Coming next month… “A tale of Two Inspections”.  

New Format for FSPCA Preventive Controls for Animal Food Course

FSPCA has announced a new format for delivery of the PCAF Course that is one way to become a Peventive Controls Qualified Individual under the Food Safety Modernization Act. This course is now available in two parts:

Part 1 is delivered on line and requires between 7 and 12 hours to complete.

Part 2 is delivered in a 1 day instructor led classroom setting

Click HERE to learn more. I have developed a few videos to explain the changes and determine if this format is right for you. If you wish you could refresh your understanding of what you learned but don’t want to take the full course again… You can take Part 1 and/OR Part 2 , depending on your needs. CFD will no longer offer the full instructor led course but it will be available elsewhere.

The first PART 2 BLENDED COURSE ON THE EAST COAST IS SEPTEMBER 25, 2019 at Cooperative Feed Dealers.

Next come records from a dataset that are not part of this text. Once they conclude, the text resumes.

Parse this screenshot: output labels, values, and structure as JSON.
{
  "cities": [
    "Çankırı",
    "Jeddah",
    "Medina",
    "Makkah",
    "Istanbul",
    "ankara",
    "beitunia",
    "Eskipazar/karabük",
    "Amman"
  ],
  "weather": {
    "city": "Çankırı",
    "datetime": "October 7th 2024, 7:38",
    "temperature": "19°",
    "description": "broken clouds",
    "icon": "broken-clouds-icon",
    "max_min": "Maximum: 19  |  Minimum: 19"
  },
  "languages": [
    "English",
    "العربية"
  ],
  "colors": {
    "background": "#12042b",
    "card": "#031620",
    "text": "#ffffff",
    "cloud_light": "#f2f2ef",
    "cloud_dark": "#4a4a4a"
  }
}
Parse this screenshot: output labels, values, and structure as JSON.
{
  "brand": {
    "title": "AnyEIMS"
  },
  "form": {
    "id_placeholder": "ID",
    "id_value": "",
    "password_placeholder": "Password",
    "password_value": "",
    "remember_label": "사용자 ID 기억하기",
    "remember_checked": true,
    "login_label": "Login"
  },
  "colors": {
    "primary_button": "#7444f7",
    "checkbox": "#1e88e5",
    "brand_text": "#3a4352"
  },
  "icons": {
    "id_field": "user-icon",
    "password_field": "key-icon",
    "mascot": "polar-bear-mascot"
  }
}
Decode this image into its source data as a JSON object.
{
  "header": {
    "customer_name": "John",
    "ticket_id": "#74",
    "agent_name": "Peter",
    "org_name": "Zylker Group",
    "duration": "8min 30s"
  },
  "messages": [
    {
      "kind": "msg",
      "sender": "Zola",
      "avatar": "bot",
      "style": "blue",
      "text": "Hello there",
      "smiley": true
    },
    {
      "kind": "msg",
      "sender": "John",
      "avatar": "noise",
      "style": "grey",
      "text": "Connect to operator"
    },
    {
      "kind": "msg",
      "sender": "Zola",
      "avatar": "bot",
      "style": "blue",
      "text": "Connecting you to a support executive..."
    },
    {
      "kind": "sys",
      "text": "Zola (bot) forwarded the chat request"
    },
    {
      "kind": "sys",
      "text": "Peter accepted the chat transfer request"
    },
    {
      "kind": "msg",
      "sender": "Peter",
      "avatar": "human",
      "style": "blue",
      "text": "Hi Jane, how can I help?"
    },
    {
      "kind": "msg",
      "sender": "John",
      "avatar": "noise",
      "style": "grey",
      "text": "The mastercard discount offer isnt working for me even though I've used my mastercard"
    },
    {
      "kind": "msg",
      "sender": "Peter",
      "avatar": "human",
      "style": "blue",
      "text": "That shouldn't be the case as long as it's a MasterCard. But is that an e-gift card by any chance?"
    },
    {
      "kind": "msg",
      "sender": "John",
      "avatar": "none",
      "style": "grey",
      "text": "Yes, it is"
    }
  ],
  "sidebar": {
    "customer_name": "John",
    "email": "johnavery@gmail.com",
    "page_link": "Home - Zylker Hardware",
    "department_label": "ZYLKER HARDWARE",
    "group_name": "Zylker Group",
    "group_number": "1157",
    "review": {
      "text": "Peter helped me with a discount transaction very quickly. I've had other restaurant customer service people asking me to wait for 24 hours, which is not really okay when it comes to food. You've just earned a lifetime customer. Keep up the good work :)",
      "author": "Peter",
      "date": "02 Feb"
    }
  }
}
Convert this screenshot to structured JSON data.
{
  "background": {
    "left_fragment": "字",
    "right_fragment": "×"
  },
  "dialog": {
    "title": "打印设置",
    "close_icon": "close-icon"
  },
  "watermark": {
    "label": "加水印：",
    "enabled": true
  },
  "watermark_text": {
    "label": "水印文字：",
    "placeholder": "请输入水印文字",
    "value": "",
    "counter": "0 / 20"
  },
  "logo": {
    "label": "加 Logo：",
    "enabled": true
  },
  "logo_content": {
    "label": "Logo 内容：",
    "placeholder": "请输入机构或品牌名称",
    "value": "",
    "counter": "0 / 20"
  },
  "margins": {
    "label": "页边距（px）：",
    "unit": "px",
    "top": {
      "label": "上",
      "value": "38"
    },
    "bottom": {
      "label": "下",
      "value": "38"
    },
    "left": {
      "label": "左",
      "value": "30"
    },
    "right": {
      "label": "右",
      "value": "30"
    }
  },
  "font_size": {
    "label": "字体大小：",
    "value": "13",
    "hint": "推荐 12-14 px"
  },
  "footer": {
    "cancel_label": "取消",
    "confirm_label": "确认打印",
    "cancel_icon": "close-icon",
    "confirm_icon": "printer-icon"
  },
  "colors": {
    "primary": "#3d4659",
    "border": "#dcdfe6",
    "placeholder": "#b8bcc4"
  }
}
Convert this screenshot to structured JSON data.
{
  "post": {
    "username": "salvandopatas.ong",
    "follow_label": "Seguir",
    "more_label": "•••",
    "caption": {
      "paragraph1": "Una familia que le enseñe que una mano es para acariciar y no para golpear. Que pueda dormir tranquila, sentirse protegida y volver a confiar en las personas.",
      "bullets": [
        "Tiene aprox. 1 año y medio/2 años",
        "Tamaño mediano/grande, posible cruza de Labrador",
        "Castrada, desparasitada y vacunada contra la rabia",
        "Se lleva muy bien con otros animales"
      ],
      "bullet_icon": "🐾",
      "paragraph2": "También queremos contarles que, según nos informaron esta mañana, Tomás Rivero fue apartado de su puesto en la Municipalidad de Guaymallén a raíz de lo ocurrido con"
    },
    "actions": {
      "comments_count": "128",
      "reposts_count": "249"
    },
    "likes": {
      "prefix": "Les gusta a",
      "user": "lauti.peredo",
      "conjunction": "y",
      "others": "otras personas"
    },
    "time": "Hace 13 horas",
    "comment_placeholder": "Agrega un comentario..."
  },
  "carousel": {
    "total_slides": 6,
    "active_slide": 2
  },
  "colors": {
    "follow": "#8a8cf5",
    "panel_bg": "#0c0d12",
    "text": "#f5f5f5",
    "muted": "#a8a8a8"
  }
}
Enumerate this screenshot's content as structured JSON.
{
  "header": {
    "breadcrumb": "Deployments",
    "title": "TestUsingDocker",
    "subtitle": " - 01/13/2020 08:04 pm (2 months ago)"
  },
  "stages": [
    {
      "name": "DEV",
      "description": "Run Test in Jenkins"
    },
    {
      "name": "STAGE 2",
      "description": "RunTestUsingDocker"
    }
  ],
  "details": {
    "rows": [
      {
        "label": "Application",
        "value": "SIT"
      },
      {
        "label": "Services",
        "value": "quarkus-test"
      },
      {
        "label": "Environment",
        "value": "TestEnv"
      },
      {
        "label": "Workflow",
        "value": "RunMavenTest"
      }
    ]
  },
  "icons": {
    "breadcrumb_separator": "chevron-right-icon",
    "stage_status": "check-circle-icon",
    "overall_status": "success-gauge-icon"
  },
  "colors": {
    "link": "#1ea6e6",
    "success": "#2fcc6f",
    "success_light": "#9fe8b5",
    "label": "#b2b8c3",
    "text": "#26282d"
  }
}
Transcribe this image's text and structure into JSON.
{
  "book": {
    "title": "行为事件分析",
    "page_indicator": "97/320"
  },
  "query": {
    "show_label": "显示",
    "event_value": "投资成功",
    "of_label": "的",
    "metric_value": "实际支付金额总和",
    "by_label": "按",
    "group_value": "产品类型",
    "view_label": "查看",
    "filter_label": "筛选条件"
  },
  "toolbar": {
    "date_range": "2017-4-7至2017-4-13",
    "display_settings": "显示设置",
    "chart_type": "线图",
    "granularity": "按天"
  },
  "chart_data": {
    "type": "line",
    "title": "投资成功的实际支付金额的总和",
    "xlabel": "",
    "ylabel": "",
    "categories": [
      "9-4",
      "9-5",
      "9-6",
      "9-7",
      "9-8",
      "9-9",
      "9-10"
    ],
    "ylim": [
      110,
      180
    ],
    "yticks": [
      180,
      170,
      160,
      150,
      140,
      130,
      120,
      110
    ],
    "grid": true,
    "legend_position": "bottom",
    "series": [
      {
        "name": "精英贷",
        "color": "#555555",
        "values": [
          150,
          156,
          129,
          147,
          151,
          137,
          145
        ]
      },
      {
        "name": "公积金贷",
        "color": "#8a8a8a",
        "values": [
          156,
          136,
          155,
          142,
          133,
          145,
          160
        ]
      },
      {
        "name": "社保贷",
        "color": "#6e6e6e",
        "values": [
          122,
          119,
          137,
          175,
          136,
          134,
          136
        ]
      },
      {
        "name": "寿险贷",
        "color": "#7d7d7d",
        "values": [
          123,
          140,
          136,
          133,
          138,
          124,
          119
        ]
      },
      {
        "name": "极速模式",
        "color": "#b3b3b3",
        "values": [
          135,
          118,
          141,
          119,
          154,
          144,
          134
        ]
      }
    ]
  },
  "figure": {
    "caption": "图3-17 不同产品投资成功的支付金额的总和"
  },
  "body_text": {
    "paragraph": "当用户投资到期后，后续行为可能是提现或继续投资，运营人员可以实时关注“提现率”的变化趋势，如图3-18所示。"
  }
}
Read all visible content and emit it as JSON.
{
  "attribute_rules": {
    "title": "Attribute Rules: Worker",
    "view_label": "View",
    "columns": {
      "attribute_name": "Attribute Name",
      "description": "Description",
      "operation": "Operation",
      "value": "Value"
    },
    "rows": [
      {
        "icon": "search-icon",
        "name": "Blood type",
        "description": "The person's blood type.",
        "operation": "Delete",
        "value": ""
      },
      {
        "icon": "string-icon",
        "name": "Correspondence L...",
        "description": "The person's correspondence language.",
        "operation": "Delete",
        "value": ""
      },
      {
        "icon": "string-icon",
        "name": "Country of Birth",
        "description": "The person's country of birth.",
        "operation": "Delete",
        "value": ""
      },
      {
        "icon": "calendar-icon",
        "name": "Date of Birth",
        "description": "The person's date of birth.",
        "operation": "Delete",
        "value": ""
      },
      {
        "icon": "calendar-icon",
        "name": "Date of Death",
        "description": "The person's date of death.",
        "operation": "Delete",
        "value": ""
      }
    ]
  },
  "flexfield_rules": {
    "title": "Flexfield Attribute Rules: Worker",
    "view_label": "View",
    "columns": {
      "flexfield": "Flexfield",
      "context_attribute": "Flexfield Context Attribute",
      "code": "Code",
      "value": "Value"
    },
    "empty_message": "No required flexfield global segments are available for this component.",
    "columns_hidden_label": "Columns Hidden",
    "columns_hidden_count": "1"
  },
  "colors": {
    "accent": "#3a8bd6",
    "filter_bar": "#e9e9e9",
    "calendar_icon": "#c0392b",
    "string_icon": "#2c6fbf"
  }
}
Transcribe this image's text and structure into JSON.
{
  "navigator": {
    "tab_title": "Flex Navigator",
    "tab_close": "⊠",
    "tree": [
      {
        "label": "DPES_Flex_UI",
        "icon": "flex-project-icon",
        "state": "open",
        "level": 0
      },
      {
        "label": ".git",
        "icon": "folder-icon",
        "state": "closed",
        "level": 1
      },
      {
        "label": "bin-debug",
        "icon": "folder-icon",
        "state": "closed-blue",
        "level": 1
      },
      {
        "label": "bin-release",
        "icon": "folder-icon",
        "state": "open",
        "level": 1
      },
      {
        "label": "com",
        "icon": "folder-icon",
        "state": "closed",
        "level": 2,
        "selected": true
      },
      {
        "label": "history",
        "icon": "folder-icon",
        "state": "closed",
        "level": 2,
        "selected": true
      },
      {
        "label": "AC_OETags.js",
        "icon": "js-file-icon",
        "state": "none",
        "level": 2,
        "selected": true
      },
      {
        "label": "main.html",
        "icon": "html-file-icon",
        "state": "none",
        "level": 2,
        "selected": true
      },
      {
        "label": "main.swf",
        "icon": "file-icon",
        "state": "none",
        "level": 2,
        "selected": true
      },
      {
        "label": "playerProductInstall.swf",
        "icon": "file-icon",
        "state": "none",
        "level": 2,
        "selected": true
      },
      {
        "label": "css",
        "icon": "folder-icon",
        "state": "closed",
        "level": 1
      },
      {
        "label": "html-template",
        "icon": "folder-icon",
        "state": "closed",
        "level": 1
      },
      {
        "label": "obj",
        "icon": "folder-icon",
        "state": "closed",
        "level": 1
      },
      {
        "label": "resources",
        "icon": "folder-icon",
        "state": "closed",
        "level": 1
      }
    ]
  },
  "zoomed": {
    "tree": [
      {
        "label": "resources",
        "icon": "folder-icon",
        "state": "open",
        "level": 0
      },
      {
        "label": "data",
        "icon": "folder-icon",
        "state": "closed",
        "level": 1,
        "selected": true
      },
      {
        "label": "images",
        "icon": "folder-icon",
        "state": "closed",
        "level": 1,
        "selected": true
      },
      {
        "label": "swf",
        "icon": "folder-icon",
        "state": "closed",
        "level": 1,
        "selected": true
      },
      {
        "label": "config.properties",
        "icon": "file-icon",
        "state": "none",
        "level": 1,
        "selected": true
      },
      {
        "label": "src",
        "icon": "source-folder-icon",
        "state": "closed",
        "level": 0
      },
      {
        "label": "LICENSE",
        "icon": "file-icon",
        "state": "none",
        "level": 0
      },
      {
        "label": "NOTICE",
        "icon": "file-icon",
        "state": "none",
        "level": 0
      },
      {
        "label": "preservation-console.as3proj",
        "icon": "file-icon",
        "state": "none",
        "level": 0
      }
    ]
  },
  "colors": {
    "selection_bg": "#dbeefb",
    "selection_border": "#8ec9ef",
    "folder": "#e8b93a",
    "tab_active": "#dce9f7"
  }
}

Preventive Controls for Animal Food
Penn State Extension will be offering a Preventive Controls for Animal Food workshop at the Penn State Extension Mercer County Office in
Mercer, PA on January 29-31.

Upon completion of the entire 2.5 day course, attendees will met the
requirements to be considered as a preventive controls qualified
individual. Current good manufacturing practices, conducting a hazard
analysis, and preventive controls for animal foods will be covered
during the workshop. The audience for this workshop includes
facilities that process, manufacture, pack, or hold animal feed or pet

Register online with any major credit card (MasterCard, Visa, Discover or American Express) at
Registration deadline is January 22.

FSMA Compliance is NOW!

It is hard to believe that 3 years has past since the rules for FSMA were finalized. But today is Monday, September 17, 2018 and this date is significant!

  • All food facilities must be in compliance with CGMP’s. If you or someone you know is planning on filing for an exemption based on the size of the facility it is important to understand that there is no exemption from CGMP’s.
  • Small business must have or be actively engaged in performing a Hazard Analysis to identify Known and Reasonably Foreseeable Hazards. They than must make a determination if they require a preventive control to mitigate those hazards to an acceptable hazard.

Continue reading “FSMA Compliance is NOW!”

Free Sanitary Transportation of Animal Food Training

More free videos for training on the Sanitary Transportation of Animal Feed have been posted to the Free Training Video page.

#4 – Sanitary Transportation of Animal Feed – Target Audience is Transportation Companies hauling grains and animal food.  

If your third party carriers are reluctant to haul grains and feed due to the regulation that went into effect in April this 9 minute video will tell them what they need to know. Please feel free to send them to this site for this important training.

Continue reading “Free Sanitary Transportation of Animal Food Training”